A lesson that transcends sports
On Sunday, my husband was one of more than 100 reporters at the Seahawks-Broncos game in Seattle. When the schedule came out in April, we joked he should get me a press credential so I could write about my favorite athlete. But I cover local politics. How could I justify writing about Peyton Manning?
Maybe write about what a real leader looks like, my husband suggested.
That’s not fair to compare sports to government, I said. Professional athletes get their jobs because they are talented. As long as they can play well (and not have TMZ leak a tape of them punching a woman), they’ll keep their jobs. Politicians get their jobs because they are the best at selling a message. Once elected, they worry about losing their jobs. The NFL is a billion-dollar industry. Democracy is … a billion-dollar industry. But while the NFL has millions of fans, if you don’t like it, you don’t have to watch games or buy NFL apparel.

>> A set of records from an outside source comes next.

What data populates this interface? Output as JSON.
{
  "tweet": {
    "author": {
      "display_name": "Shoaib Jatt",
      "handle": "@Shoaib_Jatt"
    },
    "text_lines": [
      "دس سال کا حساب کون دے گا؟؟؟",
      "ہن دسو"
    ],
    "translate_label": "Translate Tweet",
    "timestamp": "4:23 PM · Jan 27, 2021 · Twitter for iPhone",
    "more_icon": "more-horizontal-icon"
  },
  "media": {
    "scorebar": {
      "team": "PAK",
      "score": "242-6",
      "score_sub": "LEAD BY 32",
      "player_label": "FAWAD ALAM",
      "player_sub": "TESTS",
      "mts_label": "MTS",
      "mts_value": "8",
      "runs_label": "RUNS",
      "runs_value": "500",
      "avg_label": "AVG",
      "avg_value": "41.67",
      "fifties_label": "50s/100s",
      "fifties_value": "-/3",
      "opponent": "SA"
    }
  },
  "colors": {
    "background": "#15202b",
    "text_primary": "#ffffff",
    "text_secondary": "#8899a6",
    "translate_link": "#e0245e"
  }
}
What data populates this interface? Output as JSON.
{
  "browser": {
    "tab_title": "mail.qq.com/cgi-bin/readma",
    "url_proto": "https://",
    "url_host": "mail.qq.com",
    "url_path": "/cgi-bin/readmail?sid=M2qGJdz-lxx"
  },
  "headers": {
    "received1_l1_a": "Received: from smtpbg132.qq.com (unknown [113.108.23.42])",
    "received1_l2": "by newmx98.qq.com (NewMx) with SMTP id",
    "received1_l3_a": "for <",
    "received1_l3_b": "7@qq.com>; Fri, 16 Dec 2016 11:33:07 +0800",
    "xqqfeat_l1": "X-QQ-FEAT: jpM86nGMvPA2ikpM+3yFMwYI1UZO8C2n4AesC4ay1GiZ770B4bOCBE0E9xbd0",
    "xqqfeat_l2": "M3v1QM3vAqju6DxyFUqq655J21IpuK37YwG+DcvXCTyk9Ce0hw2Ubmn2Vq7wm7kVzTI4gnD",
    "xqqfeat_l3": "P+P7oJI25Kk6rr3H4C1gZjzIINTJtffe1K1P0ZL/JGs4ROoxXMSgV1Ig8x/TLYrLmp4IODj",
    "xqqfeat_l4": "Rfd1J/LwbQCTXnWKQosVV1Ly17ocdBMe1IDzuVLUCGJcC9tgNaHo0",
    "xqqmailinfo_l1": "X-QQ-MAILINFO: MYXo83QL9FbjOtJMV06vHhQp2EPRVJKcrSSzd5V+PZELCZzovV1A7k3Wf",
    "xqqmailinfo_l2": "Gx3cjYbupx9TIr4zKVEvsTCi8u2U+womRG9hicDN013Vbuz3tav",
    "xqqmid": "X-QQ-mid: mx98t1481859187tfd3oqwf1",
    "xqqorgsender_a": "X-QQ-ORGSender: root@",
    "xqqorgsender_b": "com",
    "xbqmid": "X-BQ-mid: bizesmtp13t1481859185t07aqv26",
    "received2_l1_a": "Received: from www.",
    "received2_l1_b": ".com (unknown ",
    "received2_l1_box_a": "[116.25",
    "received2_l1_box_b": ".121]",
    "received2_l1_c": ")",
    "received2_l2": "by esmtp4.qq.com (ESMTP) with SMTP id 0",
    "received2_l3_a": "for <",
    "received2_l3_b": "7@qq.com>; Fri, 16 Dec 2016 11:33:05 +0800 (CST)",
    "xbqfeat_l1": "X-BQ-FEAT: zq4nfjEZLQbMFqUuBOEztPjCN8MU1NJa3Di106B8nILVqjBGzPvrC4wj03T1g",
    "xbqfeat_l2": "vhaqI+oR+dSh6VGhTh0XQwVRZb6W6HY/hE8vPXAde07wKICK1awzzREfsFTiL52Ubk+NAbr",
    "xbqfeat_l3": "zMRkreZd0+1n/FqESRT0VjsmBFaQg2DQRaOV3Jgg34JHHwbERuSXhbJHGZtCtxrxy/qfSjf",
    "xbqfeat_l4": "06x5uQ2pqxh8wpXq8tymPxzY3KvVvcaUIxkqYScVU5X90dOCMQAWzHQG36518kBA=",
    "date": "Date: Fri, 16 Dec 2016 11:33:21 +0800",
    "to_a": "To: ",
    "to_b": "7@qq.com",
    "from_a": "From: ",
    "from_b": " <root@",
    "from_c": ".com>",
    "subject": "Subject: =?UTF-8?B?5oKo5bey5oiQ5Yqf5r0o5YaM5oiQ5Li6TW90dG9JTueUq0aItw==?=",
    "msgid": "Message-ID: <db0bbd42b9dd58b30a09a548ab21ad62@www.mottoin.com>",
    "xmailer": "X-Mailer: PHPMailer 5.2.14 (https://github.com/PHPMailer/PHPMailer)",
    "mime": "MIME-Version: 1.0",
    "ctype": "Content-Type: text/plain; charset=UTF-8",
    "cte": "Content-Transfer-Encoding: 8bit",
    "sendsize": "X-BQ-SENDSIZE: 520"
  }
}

With government, you can not vote, not know the names of elected officials, not even realize what city you live in — but you participate by paying taxes to help fund public schools, streets, water and sewer lines, parks, emergency services and the criminal justice system. So again, not a fair comparison because you have so many participants who will hate the system no matter what.
And I’m not talking about NFL overtime rules.
I was thinking about all this Monday, when I was the only reporter covering a joint workshop between the Vancouver City Council and 49th District Reps. Jim Moeller and Sharon Wylie and Sen. Annette Cleveland. Now, here are people, who, unlike NFL players, can directly impact lives by deciding how much people pay in taxes. (After the Broncos lost on Sunday, I channeled my frustration into cleaning the hall closet, but I still recognized it’s only a game.)
To summarize Monday’s workshop: It’s the public’s fault. Officials talked about how they wish they could engage the public, and that if only the public could take the time to understand why officials need more money to spend on infrastructure and if only the public would stop falling for the scare tactics used by lawmakers who don’t want progress, everything would be better. (Let’s not forget the Washington Supreme Court has held the Legislature in contempt for its lack of progress on fixing the way the state pays for public education. The McCleary decision was mentioned Monday, but more in a woe-is-us way.)
Basically, local officials came across as tone-deaf as NFL Commissioner Roger Goodell did during his press conference last week.
They want public engagement? The public can barely be bothered to vote, particularly in Clark County, which consistently has some of the lowest turnouts of registered voters in the state. The public has made it clear it doesn’t want to engage. Surprise! The public doesn’t want a condescending lecture about what happens when costs outpace revenues. The only consistent message I’ve heard from people who do bother to attend public meetings is that they have learned to make do on a smaller budget and they want officials to do the same.
State lawmakers may well have to raise the sales tax in light of McCleary. The Vancouver City Council may have to find a new funding source for roads. But don’t pretend people will suddenly be happy to pay higher taxes and fees if they would just take a moment to understand the plight of elected officials and engage in a dialogue.
“We have aging infrastructure that at some point is going to fall apart. And I don’t think our public widely understands that,” said Vancouver Mayor Tim Leavitt. He suggested a law requiring signs on bridges alerting drivers of the year the bridge was built and its condition.
“The point is, making our public more aware. Because when the public is made more aware, frankly the pressure comes to us as elected officials to do something about it, right?” Leavitt said. “So it’s probably a bit of a double-edged sword for us decisionmakers. I’m convinced that if our public had a broader understanding of the issue with the aged infrastructure on the I-5 crossing we may have made better progress to date, and withstood some of the opposition that was out there. The loud, minority opposition that was out there,” he said.
City lobbyist Mark Brown said there’s a proposal to make the state transportation department update its website with a list of 3,000 state-owned bridges, their ratings and whether they are structurally deficient or functionally obsolete. The list would be required to be updated annually. (Currently WSDOT has this.)
Said Wylie, “We need a deeper understanding of the public. Perhaps signage is a good place to start.”
But there’s also a need, she said, to “create that grass-roots awareness and immunize people against falsehoods and confusion. And that’s a much bigger information campaign that requires a lot of resources and commitments on a lot of different levels.”
As earnest as officials sounded about trying to crack the code of public engagement, the lack of it in politics isn’t a new problem. In a 1982 interview, Mike Royko, the late Pulitizer-Prize winning Chicago newspaper columnist, said, “This is an incredibly dumb country, politically. Your average American can name the all-star team in football or basketball or baseball and the batting averages of everybody on his team, but he doesn’t know who is own alderman or congressman is, and he really doesn’t bother to find out. At the same time, he wants everything. This country really wants government to do everything.”
Last night I told my husband about the meeting. He said in the NFL, the only players who complain about not getting enough support from fans are the ones on losing teams. Players on winning teams know that if they do their jobs well, everything else will fall in line.
Maybe that’s a lesson that transcends sports.